Ask before judging: Quick judgments and answers can be easier (and sometimes, unfortunately, are necessary), but they can also be inaccurate and ultimately undermine the trust of our teams. Take the extra few minutes to ask and learn — the best answer is often another question. This approach also has the added benefit of engaging the team to problem-solve rather than relying on their leader for answers.
Calm and confidence: I learned this lesson in sports, and it has translated to every organization I have been involved with, whether as a leader or a contributor. Errors are catching, but so is confidence. Stay calm, and move on to the next play.
There is more than being right: This has been a lifelong struggle for me. I take comfort in standing by convictions that are supported by solid, verifiable facts, and I have never been shy about speaking up. Through trial and error, and a lot of difficult conversations, I have come to understand how this impacts my relationships. I need to stand by my convictions, speak up when it’s vitally important and put people first, lead with patience and kindness, ask before judging, and remain calm and confident. It’s a balance that, for me, requires an intentional attitude each day.
You are a person of great influence. If you could inspire a movement that would bring the most amount of good to the most amount of people, what would that be? You never know what your idea can trigger. :-)
The number of ways we can make an impact are nearly endless.
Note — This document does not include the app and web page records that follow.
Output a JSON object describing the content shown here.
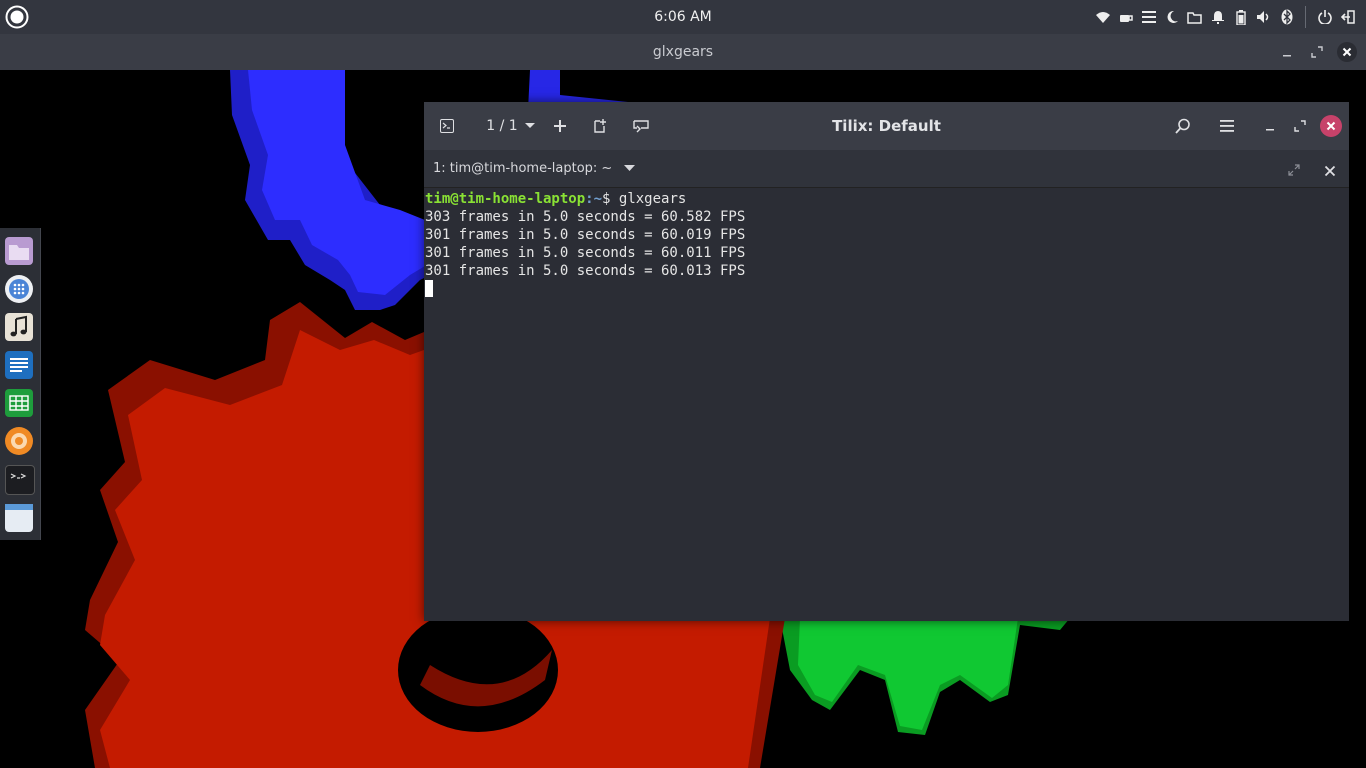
{
  "top_panel": {
    "clock": "6:06 AM",
    "tray_icons": [
      "wifi-icon",
      "coffee-icon",
      "menu-lines-icon",
      "night-light-icon",
      "files-icon",
      "notification-bell-icon",
      "battery-icon",
      "volume-icon",
      "bluetooth-icon",
      "power-icon",
      "logout-icon"
    ]
  },
  "gl_window": {
    "title": "glxgears"
  },
  "dock": {
    "apps": [
      "files",
      "app-grid",
      "music",
      "writer",
      "calc",
      "firefox",
      "terminal",
      "window"
    ]
  },
  "tilix": {
    "title": "Tilix: Default",
    "session_count": "1 / 1",
    "tab_label": "1: tim@tim-home-laptop: ~",
    "terminal": {
      "prompt_user": "tim@tim-home-laptop",
      "prompt_sep": ":",
      "prompt_path": "~",
      "prompt_tail": "$ glxgears",
      "lines": [
        "303 frames in 5.0 seconds = 60.582 FPS",
        "301 frames in 5.0 seconds = 60.019 FPS",
        "301 frames in 5.0 seconds = 60.011 FPS",
        "301 frames in 5.0 seconds = 60.013 FPS"
      ]
    }
  },
  "colors": {
    "red_gear": "#c31a00",
    "blue_gear": "#2b2bff",
    "green_gear": "#0fc62f",
    "close_accent": "#c7426a"
  }
}
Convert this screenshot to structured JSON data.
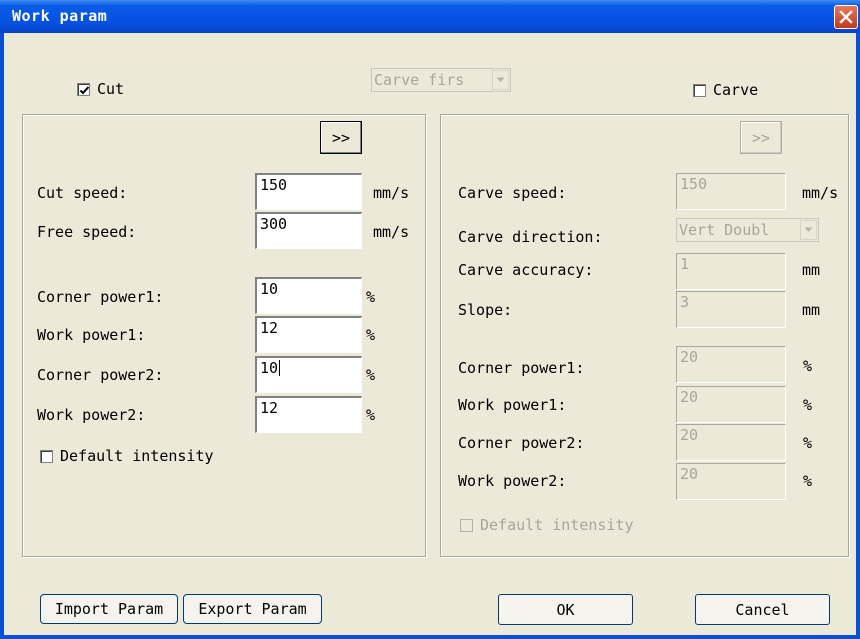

Grand gestures are not necessarily required. Something as simple as giving away a meal or picking up a piece of trash makes a difference and can spark a movement. The critical piece is to identify what you are passionate about and pursue it with conviction, and others will follow your lead. Education was a priority in my home as a child, and we spent a lot of time as a family helping each other edit papers, study for tests and build science projects. I feel so fortunate that through my work at InStride, I am part of a larger movement — a movement that speaks to me and is consistent with my values. On a daily basis, I am inspired by the team’s commitment to put the learner first and make workforce education accessible for all. When we enable more people to continue their education with support from their employer and quality academic institutions, we change lives.